The game controls pretty good with the left analogue stick controlling movement and face buttons for attacking and using skills. Also all menus can be navigated using either buttons or the touch screen which is nice. Though you can’t control the camera angle you can control how zoomed into the action you are using the touch screen. You also have a fairy companion which can cast powerful fairy magic every 60 seconds and notify you of hidden caches of items. Your fairy auto follows you until you want to take control which can be done using the left analogue stick or back touch pad. The only part of the controls I didn’t like was to cast fairy magic you need to double tap the screen which sometimes felt unresponsive.

With less then a year since the original release of Dungeon Hunter Alliance on PSN you wont find much differences in the two versions, they look exactly alike offering pretty much the same playing experience. The loading between areas can be a bit lengthy at times and I seemed to experience a lot of stuttering when there was a lot of enemies on the screen. The only new feature that I found was the Pit of Trials, an arena mode that unlocks when your character reaches level 25. This mode can be tackled in either single or multiplayer and throws endless waves of increasingly difficult enemies at you to defeat. While gaining experience and leveling is disabled in this mode it’s a great way to test your skills and to acquire high level equipment.  The only other difference that PSN players may notice is the major increase in price for the Vita version. The Vita version is available digitally for $35.99 while the PSN version is almost 1/3 the price at $12.99.

My adventures though Gothicus was a fairly lengthy one, playing though the main campaign and doing the side quests probably took me close to 15 hours. With three different classes to choose from, a level cap of 75 and an unlockable Legendary difficulty setting the game offers a lot of re-playability for the hack and slash fan. The game also offers a lot of loot to collect to help make your king the best that he can be. Loot comes in 6 different rarities from the common white equipment with no magical properties to the legendary red equipment (that can only be found in the Pit of Trials) that comes with 4 enhanced magical properties. These properties range from things such as adding to your base stats and increasing the amount of gold you find to adding flame damage and healing hp with every kill.

You don’t have to adventure alone either; the game offers up to 4 player multiplayer either through ad-hoc or online in both the story mode and the Pit of Trials adjusting the difficulty for more players.

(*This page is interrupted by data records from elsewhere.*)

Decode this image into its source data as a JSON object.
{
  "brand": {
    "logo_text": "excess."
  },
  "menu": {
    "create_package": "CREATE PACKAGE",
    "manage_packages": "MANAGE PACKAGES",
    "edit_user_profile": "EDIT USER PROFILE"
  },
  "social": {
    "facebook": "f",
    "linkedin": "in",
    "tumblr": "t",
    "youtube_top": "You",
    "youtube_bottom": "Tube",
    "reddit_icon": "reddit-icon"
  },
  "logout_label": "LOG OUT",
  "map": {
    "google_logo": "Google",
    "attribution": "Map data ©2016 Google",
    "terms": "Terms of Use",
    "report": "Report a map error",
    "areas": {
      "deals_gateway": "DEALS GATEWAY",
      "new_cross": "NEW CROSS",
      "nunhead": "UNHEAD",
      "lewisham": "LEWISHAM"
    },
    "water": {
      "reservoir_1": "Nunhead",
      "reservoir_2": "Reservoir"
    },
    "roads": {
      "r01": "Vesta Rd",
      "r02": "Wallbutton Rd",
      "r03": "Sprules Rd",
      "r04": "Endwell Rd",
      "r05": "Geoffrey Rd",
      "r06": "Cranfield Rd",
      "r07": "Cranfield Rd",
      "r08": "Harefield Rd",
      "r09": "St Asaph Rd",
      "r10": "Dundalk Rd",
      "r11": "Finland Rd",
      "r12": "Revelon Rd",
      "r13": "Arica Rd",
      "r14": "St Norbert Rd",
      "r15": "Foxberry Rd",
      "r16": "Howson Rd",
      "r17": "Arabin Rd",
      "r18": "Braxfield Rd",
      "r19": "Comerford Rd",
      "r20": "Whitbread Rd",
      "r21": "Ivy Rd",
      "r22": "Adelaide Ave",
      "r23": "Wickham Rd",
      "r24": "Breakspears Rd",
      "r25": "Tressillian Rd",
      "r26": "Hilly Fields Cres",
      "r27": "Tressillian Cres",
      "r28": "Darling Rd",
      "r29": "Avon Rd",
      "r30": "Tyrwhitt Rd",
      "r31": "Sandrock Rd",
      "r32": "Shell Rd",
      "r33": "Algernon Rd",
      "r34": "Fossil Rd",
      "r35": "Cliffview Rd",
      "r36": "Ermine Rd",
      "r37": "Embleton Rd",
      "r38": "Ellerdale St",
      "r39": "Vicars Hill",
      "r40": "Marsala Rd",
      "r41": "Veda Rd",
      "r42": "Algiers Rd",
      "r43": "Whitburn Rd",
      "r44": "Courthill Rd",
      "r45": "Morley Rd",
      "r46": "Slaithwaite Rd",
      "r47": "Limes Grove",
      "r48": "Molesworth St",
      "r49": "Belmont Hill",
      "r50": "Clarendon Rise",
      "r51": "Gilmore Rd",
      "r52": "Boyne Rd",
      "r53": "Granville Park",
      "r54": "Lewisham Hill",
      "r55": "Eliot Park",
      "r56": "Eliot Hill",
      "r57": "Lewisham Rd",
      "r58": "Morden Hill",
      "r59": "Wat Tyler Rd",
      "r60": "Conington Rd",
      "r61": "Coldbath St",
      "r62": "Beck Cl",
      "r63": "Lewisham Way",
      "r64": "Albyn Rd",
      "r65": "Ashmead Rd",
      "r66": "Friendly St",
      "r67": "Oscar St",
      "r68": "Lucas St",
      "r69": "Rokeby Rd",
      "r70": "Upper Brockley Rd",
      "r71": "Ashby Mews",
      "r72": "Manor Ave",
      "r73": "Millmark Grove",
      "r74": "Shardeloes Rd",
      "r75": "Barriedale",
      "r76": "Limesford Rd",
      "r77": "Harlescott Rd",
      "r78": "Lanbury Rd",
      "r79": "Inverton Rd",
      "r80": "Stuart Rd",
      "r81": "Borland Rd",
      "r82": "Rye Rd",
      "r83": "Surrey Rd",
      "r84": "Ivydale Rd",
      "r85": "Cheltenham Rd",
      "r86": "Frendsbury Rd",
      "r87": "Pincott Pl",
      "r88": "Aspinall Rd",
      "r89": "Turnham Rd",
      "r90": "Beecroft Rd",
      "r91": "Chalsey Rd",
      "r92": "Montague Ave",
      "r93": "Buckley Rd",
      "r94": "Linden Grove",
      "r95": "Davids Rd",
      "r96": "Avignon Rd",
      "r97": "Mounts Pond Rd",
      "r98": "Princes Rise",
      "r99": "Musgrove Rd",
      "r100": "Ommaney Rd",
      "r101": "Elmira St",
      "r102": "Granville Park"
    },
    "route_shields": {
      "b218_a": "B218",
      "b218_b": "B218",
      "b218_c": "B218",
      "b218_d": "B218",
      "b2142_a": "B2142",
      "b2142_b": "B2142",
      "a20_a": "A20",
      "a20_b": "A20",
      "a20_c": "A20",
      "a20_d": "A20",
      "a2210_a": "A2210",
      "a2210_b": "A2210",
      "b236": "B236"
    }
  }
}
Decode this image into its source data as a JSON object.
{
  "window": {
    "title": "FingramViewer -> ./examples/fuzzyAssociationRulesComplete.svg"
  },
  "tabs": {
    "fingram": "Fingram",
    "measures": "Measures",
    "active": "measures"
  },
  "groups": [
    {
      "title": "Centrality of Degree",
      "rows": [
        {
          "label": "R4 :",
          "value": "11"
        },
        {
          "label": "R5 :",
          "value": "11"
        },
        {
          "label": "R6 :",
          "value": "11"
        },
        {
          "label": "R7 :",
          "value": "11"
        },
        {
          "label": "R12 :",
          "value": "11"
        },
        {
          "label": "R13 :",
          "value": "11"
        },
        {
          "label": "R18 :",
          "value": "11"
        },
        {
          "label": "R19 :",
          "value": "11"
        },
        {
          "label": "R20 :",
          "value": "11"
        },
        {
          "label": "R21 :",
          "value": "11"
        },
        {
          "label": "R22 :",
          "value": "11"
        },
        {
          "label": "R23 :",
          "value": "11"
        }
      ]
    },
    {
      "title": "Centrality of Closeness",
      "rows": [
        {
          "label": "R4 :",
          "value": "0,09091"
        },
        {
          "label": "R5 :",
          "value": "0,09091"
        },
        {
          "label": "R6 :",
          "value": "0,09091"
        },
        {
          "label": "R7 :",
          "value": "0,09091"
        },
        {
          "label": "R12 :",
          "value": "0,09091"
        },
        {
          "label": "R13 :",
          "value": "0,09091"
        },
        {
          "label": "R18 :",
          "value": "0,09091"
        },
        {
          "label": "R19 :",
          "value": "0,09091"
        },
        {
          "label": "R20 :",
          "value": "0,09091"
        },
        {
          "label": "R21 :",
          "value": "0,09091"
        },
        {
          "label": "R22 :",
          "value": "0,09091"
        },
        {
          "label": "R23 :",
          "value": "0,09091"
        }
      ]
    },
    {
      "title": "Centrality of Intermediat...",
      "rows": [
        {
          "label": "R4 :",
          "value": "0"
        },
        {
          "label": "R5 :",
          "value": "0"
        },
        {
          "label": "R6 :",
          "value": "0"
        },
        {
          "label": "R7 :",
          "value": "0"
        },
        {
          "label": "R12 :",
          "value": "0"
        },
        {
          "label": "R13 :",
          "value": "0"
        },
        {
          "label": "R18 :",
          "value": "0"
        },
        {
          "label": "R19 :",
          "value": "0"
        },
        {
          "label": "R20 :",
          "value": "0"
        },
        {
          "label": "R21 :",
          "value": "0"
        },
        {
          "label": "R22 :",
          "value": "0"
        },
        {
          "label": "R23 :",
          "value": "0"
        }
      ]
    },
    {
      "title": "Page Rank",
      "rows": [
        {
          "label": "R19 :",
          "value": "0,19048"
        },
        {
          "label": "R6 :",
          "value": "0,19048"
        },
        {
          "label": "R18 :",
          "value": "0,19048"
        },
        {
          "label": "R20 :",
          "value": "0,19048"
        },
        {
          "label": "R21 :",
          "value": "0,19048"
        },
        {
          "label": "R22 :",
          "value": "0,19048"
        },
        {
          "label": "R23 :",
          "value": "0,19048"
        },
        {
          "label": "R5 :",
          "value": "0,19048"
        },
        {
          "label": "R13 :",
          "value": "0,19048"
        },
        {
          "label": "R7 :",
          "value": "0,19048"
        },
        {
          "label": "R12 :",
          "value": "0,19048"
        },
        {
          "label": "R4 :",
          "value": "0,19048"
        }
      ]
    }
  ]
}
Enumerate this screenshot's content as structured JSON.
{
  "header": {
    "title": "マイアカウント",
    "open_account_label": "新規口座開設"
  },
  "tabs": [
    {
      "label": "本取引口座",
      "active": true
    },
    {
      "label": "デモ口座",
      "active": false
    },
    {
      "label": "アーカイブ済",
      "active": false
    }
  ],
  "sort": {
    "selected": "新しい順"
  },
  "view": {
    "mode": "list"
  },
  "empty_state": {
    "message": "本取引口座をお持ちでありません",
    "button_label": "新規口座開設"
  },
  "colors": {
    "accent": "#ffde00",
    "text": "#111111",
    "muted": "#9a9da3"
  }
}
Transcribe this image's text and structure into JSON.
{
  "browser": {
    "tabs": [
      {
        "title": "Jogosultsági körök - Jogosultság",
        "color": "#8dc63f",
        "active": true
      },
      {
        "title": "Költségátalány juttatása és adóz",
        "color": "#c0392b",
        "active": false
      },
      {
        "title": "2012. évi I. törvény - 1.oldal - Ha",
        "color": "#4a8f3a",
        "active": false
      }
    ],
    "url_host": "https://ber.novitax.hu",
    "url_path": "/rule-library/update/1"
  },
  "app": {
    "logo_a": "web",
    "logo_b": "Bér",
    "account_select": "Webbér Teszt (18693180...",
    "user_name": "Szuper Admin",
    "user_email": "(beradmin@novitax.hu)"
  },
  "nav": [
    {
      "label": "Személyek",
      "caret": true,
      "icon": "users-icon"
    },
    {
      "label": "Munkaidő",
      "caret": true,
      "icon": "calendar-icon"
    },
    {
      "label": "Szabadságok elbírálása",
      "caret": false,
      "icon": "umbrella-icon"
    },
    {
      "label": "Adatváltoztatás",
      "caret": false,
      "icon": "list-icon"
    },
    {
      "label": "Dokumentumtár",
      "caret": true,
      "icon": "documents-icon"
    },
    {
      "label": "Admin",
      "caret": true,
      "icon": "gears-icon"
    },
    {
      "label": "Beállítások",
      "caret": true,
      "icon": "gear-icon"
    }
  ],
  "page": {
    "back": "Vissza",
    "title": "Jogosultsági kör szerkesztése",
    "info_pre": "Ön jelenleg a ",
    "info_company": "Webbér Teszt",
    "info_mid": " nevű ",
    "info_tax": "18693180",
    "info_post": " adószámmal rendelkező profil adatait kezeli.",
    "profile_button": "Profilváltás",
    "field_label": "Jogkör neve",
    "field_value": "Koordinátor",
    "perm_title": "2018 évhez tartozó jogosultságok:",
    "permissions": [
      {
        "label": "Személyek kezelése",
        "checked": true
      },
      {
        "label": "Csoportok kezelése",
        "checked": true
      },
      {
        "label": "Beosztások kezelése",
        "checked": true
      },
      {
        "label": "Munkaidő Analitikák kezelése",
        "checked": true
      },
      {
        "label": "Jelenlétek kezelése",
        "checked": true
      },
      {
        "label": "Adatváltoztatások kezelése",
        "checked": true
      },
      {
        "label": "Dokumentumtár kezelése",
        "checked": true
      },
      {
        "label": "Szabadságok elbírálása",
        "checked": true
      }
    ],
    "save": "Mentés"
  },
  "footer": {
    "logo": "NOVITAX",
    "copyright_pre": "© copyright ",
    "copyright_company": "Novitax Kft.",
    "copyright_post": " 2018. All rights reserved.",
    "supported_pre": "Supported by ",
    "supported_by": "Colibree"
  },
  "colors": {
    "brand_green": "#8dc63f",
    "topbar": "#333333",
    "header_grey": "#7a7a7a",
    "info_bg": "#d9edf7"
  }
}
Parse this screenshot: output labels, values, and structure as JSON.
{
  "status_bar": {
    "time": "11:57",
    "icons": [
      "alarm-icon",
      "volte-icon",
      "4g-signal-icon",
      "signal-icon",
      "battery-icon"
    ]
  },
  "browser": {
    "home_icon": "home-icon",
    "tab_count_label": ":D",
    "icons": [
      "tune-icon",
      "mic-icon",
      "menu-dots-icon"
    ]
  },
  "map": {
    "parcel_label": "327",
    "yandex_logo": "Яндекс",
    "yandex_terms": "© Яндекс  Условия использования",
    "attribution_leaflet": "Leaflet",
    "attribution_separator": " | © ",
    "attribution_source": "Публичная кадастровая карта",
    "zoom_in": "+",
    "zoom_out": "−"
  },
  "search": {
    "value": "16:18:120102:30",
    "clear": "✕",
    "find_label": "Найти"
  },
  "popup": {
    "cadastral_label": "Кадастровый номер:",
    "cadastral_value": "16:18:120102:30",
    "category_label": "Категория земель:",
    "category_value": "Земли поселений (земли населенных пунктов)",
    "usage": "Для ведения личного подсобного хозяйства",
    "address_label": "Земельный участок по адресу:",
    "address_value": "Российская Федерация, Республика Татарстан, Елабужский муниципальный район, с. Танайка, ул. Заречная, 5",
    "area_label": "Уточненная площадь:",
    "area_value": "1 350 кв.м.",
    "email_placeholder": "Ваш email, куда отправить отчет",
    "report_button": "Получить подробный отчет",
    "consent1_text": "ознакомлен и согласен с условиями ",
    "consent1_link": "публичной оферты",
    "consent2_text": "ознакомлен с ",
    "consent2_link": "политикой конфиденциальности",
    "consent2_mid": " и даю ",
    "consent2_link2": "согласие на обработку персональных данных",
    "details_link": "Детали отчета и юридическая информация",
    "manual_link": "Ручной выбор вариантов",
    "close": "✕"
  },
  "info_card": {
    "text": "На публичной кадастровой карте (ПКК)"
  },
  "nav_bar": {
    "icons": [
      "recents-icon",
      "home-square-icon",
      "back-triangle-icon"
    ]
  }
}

Gameloft has also added a little co-opetition to the online mode with adding medals next to peoples names for different accomplishments such as killing the most enemies and collecting the most gold so as to make the online mode a little bit more interesting when playing with friends. I ran into a few problems when trying to play online with connection issues, but once I got into games things ran pretty smoothly except for the similar slow down experienced when playing solo when things get a bit chaotic on screen. Also when playing multiplayer you are locked to the default zoom and each player must stick to the same screen, which may make it a little harder to dodge enemy attacks.

One odd move when it comes to enemies spawning though is that enemies are only allowed to venture so far from their spawning point. If they go beyond this point they will become un-hittable and will try to rush back or teleport back to where they spawned regaining their entire HP back in the process. This can be fairly annoying when you have taken a tough enemy down to almost empty when it happens.

While Dungeon Hunter Alliance doesn’t do anything to update the genre it’s a fairly competent entry that offers the mainstays that fans enjoy. Unfortunately it hasn’t been updated enough from the PSN version to justify the major increase in price. If you are interested in the game I would suggest picking up the PSN version or waiting for a price drop.

A copy of this game was provided by the publisher for review purposes. For more info on our review policy click here. This review is for the PlayStation Vita version of the game.

General Info

  • Slow down and stuttering
  • Enemies regaining HP for odd reasons
  • Price hike over PSN version